These scandals have led to major protests (which are increasingly synchronized with protests in neighboring Guatemala) by tens of thousands, targeting corruption at all levels resulting in part from the collapse of Honduras’s institutions following the coup. Some of the dismantling was done by Hernández himself, when he headed up the congress prior to his 2013 presidential bid. Hernández oversaw the removal of four Supreme Court judges after they found to be unconstitutional a new law that would pave the way for “Zones for Employment and Economic Development” (ZEDEs), also known as “model cities”—libertarian utopias that policy makers, guided by the likes of Grover Norquist, Michael Reagan, and Milton Friedman’s grandkid (!), hope to scatter throughout the Honduras rainforest. Many basic constitutional and internationally guaranteed rights would officially not apply in the zones (think of them as a cross between Empire’s Workshop, Fordlandia, and the Shock Doctrine). The replacement judges did not object to the new legislation.

Hernández admits his party is corrupt, but denied personal involvement. But potential witnesses against him are turning up dead.

As with protests in Guatemala (“feeling of liberty that did not exist before,” The New York Times reports one observer commenting) the current mood in Honduras in jubilant. “Everyone’s in a great mood.… The political humor and popular culture [are] exploding like the glory days of the Resistencia,” a US colleague says from Honduras, referring to the protests that followed the coup. Morale has no doubt been bolstered by the death last week of Honduras’s richest—and perhaps most powerful—man, Miguel Facussé Barjum. Facussé was notorious for his empire of land holdings used for palm oil plantations, tourism projects, and other ventures aimed at squeezing Honduran resources to gain foreign dollars.

Facussé, uncle of one of Honduras’s past presidents, was an important supporter of the 2009 military coup. That coup was about many things, one of which was a massive land grab. In its wake, Facussé made use of the military, and subsequent election of right-wing National Party governments (both via highly dubious electoral processes) to reverse gains made by campesinos and Afro-indigenous communities who had achieved legal claim to lands that Facusse coveted. That dispossession involved the International Finance Corporation, the business investment arm of the World Bank, which supported Facussé’s Dinant Corporation.

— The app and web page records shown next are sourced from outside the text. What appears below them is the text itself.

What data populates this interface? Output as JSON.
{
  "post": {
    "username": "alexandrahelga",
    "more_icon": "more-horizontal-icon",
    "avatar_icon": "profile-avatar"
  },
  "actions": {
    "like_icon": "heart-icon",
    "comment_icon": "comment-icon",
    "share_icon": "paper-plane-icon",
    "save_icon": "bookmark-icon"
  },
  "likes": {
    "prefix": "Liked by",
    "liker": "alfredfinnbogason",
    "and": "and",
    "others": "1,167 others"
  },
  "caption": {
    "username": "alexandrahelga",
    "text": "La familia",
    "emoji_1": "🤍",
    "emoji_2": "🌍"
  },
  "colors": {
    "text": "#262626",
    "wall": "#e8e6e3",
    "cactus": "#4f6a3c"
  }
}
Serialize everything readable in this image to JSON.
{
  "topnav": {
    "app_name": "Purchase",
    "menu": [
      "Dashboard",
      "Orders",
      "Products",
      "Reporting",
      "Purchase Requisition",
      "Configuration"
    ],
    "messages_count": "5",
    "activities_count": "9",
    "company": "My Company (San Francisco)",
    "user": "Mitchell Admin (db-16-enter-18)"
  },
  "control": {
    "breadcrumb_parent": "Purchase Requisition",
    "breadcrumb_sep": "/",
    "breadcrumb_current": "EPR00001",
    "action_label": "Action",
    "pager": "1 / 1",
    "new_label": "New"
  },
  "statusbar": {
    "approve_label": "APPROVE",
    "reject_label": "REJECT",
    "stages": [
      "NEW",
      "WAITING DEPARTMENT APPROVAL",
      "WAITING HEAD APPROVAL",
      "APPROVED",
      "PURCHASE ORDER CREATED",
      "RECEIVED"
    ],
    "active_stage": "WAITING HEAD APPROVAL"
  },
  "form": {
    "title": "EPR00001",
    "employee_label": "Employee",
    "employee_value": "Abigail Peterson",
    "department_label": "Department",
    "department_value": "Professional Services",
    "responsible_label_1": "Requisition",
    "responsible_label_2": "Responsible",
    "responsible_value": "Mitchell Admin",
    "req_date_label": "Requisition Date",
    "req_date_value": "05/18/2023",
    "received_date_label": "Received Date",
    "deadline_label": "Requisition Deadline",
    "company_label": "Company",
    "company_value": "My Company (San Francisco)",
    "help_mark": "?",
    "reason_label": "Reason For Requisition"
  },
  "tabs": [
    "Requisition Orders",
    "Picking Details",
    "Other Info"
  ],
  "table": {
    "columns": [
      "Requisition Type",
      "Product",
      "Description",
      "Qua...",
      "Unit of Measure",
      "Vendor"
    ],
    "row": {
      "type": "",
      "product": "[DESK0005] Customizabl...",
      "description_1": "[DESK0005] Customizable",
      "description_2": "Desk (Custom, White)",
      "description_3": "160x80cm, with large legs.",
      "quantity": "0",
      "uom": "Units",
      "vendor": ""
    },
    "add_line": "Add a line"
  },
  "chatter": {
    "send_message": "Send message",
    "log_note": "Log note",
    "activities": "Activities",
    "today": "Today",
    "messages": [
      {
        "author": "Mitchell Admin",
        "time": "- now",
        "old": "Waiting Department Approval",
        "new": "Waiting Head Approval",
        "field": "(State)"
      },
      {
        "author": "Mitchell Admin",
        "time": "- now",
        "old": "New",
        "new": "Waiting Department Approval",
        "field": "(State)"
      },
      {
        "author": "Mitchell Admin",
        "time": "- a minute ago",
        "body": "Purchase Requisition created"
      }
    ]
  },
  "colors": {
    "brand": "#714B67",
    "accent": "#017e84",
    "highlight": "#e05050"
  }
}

The bloody conflict in Honduras’s Aguán Valley has claimed the lives of over 100 campesinos, and is the subject of a gripping new documentary film (available online here) by the terrific journalist Jesse Freeston, called Resistencia: The Fight for the Aguán Valley.

Washington’s response to all of this is the Plan for the Alliance for Prosperity, showcased in a NYT op-ed by Joe Biden that held up Plan Colombia as the model. It’s really just the next stage in the “security corridor” the United States is building, running from Colombia through Central America to Mexico: a perfect machine of perpetual war. We might chuckle at the libertarian dream of starting year zero in Honduras, but, really, what the Obama administration is implementing is different only in scale: all of Central America as opposed to a few start-up cities.